- [Data for the task]
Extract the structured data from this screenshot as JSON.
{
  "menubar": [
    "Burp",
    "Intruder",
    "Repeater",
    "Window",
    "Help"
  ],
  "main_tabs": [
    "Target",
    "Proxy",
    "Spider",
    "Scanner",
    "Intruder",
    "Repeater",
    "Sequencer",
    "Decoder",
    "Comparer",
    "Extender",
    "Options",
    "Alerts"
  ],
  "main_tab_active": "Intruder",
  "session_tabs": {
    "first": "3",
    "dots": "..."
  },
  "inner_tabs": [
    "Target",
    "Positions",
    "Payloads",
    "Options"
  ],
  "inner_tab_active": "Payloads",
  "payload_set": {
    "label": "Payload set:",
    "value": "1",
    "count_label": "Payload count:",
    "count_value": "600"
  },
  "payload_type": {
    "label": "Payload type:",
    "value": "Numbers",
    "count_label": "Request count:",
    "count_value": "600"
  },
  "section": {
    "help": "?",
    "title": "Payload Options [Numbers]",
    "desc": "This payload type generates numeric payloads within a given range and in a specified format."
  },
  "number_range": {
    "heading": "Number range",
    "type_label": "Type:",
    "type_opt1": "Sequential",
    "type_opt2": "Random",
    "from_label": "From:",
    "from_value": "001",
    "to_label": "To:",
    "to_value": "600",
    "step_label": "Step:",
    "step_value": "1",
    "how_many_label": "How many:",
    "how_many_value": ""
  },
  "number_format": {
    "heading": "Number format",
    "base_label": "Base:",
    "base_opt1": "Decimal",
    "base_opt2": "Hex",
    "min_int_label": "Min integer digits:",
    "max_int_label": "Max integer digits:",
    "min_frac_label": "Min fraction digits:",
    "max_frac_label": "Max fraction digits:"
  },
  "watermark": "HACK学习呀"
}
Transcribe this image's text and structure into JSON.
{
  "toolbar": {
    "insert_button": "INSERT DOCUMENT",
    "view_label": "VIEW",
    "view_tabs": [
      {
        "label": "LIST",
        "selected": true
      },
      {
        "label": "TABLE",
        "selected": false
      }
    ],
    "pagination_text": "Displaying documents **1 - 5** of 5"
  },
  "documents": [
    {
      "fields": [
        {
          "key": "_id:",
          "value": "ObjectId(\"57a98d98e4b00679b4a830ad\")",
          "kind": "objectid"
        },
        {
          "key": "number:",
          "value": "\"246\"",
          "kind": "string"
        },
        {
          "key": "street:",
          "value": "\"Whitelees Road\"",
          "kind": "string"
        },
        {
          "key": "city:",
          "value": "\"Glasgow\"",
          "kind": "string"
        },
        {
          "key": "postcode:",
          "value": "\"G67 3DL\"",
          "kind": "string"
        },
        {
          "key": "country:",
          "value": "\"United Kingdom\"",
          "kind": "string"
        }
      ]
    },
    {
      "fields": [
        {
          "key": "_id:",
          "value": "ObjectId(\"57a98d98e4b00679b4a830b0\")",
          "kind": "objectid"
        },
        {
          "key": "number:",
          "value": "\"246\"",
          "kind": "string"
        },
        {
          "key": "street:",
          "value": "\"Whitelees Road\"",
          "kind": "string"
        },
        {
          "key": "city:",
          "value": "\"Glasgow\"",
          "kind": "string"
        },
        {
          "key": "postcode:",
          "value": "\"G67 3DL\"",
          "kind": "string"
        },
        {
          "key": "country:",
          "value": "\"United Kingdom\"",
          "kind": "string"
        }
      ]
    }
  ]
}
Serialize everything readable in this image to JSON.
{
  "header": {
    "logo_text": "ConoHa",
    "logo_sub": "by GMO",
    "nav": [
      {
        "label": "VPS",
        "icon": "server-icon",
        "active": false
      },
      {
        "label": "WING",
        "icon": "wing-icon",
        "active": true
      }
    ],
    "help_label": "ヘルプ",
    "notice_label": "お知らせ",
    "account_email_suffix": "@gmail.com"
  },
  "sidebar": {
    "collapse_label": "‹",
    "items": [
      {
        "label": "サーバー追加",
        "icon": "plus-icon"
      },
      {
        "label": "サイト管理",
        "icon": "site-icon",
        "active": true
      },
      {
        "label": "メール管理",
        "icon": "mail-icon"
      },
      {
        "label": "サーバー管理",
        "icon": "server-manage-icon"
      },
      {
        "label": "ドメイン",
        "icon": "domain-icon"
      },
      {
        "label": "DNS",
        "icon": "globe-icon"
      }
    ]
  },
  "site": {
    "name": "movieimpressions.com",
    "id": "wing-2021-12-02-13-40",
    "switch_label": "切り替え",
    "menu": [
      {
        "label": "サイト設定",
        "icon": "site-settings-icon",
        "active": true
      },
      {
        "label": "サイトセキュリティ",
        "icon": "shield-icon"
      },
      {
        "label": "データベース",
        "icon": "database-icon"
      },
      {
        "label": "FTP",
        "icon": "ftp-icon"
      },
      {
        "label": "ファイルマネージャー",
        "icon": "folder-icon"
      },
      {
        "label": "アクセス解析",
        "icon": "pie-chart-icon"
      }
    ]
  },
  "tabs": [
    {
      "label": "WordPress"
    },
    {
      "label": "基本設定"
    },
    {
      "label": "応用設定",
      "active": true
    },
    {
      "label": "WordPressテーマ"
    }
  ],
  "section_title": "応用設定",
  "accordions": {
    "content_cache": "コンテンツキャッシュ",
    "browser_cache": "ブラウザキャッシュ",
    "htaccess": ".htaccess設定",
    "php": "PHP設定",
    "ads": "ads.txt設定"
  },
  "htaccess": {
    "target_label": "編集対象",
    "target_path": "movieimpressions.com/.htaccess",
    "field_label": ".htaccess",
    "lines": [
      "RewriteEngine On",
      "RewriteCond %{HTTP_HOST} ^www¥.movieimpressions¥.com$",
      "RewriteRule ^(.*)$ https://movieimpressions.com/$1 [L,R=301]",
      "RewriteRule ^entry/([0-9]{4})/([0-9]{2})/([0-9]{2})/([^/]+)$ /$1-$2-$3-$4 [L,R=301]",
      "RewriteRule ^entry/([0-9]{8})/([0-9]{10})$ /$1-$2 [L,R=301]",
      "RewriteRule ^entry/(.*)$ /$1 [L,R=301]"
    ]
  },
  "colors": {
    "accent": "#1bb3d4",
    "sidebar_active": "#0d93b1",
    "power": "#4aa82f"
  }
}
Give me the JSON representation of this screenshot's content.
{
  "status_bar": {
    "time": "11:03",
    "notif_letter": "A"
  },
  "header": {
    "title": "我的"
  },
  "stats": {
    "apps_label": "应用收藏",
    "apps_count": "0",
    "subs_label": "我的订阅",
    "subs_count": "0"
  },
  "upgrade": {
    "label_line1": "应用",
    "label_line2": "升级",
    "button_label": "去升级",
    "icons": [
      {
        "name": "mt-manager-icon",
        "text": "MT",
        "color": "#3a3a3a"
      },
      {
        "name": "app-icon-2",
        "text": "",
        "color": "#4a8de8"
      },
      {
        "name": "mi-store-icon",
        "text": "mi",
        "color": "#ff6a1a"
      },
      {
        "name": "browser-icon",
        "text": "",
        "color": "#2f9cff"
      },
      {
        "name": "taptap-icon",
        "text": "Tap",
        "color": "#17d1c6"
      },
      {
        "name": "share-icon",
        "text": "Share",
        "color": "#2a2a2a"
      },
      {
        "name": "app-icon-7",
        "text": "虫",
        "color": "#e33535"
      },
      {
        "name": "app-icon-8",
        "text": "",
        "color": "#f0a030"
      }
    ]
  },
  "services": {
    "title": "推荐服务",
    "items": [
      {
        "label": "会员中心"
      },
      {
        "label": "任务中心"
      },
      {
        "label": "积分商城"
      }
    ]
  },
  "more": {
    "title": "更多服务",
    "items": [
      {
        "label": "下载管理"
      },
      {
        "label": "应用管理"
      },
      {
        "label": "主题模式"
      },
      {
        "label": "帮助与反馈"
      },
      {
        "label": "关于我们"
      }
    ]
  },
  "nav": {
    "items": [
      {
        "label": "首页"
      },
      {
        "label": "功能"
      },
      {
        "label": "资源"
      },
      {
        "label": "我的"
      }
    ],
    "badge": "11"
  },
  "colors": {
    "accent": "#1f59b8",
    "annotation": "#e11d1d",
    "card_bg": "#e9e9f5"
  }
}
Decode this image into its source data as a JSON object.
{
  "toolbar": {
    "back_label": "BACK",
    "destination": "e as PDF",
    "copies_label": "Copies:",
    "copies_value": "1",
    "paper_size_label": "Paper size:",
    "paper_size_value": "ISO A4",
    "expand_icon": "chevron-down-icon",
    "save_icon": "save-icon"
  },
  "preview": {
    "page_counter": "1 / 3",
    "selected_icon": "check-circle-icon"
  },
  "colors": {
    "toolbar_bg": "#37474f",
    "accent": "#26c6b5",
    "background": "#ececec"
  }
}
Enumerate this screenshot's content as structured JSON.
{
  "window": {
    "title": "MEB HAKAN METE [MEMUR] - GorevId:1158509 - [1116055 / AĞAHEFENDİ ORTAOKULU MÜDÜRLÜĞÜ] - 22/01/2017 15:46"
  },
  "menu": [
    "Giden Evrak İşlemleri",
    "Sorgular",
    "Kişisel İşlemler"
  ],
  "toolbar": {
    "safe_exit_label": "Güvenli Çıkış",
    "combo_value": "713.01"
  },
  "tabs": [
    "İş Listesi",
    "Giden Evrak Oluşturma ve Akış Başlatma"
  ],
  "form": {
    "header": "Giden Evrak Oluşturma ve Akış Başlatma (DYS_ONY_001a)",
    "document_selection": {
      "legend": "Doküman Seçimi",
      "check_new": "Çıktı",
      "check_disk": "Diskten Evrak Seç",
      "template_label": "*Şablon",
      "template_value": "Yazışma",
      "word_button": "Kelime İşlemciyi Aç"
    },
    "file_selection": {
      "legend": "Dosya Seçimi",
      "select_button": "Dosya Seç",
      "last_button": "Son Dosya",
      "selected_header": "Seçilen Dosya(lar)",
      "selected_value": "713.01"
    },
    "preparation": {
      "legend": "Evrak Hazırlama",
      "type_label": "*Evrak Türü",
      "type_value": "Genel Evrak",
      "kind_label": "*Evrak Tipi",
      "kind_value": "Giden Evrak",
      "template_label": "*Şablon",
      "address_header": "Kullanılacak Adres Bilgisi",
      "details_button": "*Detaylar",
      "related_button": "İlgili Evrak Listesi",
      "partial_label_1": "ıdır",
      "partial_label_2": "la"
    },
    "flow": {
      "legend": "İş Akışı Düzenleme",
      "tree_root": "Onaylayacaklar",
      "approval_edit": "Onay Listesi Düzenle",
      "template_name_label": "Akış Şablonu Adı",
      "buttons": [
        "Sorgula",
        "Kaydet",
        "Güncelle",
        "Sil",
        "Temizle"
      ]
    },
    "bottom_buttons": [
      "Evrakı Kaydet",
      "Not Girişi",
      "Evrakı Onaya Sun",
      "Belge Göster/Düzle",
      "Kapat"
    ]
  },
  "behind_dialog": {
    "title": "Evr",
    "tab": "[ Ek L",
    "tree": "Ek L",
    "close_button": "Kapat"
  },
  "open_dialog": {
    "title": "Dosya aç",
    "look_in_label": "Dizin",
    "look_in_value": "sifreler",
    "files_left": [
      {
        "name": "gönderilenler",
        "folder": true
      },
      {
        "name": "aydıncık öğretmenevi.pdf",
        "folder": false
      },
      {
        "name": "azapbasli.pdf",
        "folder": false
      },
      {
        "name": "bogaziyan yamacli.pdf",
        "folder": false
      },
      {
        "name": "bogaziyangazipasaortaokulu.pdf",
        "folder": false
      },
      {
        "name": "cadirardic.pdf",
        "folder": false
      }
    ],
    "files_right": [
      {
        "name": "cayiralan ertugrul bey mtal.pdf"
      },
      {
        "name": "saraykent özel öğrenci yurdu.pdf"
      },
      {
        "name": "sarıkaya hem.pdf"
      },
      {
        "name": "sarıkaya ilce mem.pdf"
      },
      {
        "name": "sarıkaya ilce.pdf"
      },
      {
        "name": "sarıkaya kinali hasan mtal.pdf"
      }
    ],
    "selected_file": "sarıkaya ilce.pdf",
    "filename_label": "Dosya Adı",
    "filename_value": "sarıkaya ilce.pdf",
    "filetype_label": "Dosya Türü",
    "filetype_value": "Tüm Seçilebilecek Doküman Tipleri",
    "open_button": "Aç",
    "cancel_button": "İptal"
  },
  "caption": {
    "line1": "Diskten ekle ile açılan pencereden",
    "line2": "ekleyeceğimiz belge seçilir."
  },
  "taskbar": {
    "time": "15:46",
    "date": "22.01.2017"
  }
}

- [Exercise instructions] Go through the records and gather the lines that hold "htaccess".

- [Exercise result]
    "htaccess": ".htaccess設定",
  "htaccess": {
    "target_path": "movieimpressions.com/.htaccess",
    "field_label": ".htaccess",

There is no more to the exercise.